Start of Block
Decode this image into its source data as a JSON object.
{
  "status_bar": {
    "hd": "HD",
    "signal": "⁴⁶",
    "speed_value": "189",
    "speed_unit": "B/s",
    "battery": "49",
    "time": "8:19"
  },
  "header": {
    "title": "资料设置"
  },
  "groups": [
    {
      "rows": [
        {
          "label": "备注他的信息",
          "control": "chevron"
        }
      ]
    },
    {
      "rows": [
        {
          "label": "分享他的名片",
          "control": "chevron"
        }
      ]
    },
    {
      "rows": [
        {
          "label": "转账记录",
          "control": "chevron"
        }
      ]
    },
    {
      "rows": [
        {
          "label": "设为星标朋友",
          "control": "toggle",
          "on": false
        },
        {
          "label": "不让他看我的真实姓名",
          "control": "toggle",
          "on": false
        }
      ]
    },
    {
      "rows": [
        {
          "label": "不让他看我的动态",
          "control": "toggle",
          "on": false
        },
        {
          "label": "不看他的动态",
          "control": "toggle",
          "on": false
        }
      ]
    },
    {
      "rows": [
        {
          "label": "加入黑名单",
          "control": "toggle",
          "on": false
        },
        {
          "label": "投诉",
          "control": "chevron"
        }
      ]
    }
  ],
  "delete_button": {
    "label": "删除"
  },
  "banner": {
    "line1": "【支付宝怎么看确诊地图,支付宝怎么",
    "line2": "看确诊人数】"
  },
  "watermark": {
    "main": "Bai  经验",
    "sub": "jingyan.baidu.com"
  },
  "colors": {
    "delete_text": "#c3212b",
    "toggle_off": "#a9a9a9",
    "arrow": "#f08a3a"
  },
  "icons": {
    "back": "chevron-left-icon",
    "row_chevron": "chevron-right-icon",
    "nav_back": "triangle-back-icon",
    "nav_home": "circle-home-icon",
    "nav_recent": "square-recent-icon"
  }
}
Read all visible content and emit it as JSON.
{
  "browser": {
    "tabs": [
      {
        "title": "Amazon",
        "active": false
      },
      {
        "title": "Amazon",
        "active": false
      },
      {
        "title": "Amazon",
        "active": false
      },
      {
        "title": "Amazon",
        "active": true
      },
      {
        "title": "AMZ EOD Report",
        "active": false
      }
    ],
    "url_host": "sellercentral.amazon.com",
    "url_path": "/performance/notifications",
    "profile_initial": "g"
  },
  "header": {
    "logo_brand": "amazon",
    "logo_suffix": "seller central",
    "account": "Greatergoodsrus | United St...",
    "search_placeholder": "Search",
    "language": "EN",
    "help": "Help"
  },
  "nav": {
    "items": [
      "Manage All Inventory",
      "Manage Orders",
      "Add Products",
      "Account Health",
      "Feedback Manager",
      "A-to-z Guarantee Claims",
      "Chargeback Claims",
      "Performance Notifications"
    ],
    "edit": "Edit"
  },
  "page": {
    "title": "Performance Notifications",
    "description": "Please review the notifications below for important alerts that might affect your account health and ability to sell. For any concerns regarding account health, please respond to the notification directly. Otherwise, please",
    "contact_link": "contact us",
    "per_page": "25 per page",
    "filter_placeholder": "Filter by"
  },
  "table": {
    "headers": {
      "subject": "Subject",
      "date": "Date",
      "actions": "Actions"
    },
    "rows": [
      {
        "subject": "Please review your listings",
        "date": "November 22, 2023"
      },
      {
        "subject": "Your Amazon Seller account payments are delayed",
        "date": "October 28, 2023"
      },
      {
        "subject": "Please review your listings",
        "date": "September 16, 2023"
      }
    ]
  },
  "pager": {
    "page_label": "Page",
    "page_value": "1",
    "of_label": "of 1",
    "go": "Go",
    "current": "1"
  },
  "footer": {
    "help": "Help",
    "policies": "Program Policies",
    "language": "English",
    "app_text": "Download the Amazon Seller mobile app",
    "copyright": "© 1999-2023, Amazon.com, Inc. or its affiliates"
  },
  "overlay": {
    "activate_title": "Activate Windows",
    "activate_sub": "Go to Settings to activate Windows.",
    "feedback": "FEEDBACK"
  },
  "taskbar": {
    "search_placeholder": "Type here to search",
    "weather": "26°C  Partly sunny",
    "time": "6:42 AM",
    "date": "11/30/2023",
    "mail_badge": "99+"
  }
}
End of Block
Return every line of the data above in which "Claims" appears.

# [WRITTEN SOLUTION]
      "A-to-z Guarantee Claims",
      "Chargeback Claims",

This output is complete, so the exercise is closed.